### WORK INSTRUCTIONS
In the data, find each line where the word "관리대장" appears and list that line.

### SOURCE DATA
━━━━━━━━━━
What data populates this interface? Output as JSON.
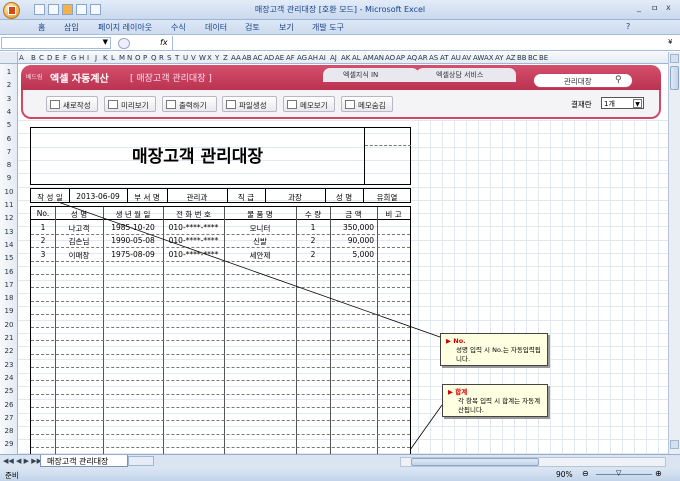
{
  "window": {
    "title": "매장고객 관리대장 [호환 모드] - Microsoft Excel",
    "controls": [
      "_",
      "ㅁ",
      "x"
    ]
  },
  "ribbon_tabs": [
    "홈",
    "삽입",
    "페이지 레이아웃",
    "수식",
    "데이터",
    "검토",
    "보기",
    "개발 도구"
  ],
  "formula_bar": {
    "fx": "fx",
    "value": ""
  },
  "columns": [
    "A",
    "B",
    "C",
    "D",
    "E",
    "F",
    "G",
    "H",
    "I",
    "J",
    "K",
    "L",
    "M",
    "N",
    "O",
    "P",
    "Q",
    "R",
    "S",
    "T",
    "U",
    "V",
    "W",
    "X",
    "Y",
    "Z",
    "AA",
    "AB",
    "AC",
    "AD",
    "AE",
    "AF",
    "AG",
    "AH",
    "AI",
    "AJ",
    "AK",
    "AL",
    "AM",
    "AN",
    "AO",
    "AP",
    "AQ",
    "AR",
    "AS",
    "AT",
    "AU",
    "AV",
    "AW",
    "AX",
    "AY",
    "AZ",
    "BB",
    "BC",
    "BE"
  ],
  "rows": [
    "1",
    "2",
    "3",
    "4",
    "5",
    "6",
    "7",
    "8",
    "9",
    "10",
    "11",
    "12",
    "13",
    "14",
    "15",
    "16",
    "17",
    "18",
    "19",
    "20",
    "21",
    "22",
    "23",
    "24",
    "25",
    "26",
    "27",
    "28",
    "29"
  ],
  "app": {
    "brand_small": "베드림",
    "brand": "엑셀 자동계산",
    "doc_title": "[ 매장고객 관리대장 ]",
    "link1": "엑셀지식 IN",
    "link2": "엑셀상담 서비스",
    "search": "관리대장",
    "buttons": [
      "새로작성",
      "미리보기",
      "출력하기",
      "파일생성",
      "메모보기",
      "메모숨김"
    ],
    "approval_label": "결재란",
    "approval_value": "1개"
  },
  "form": {
    "title": "매장고객 관리대장",
    "meta": {
      "date_label": "작 성 일",
      "date": "2013-06-09",
      "dept_label": "부 서 명",
      "dept": "관리과",
      "rank_label": "직 급",
      "rank": "과장",
      "name_label": "성 명",
      "name": "유희열"
    },
    "headers": [
      "No.",
      "성 명",
      "생 년 월 일",
      "전 화 번 호",
      "물 품 명",
      "수 량",
      "금 액",
      "비 고"
    ],
    "records": [
      {
        "no": "1",
        "name": "나고객",
        "birth": "1985-10-20",
        "phone": "010-****-****",
        "item": "모니터",
        "qty": "1",
        "amount": "350,000",
        "note": ""
      },
      {
        "no": "2",
        "name": "김손님",
        "birth": "1990-05-08",
        "phone": "010-****-****",
        "item": "신발",
        "qty": "2",
        "amount": "90,000",
        "note": ""
      },
      {
        "no": "3",
        "name": "이매장",
        "birth": "1975-08-09",
        "phone": "010-****-****",
        "item": "세안제",
        "qty": "2",
        "amount": "5,000",
        "note": ""
      }
    ]
  },
  "comments": [
    {
      "head": "▶ No.",
      "body": "성명 입력 시 No.는 자동입력됩니다."
    },
    {
      "head": "▶ 합계",
      "body": "각 항목 입력 시 합계는 자동계산됩니다."
    }
  ],
  "sheet_tab": "매장고객 관리대장",
  "status": {
    "ready": "준비",
    "zoom": "90%"
  },
  "colors": {
    "banner": "#c23d5d",
    "accent": "#15428b"
  }
}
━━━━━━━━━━
### ANSWER BOX
    "title": "매장고객 관리대장 [호환 모드] - Microsoft Excel",
    "doc_title": "[ 매장고객 관리대장 ]",
    "search": "관리대장",
    "title": "매장고객 관리대장",
  "sheet_tab": "매장고객 관리대장",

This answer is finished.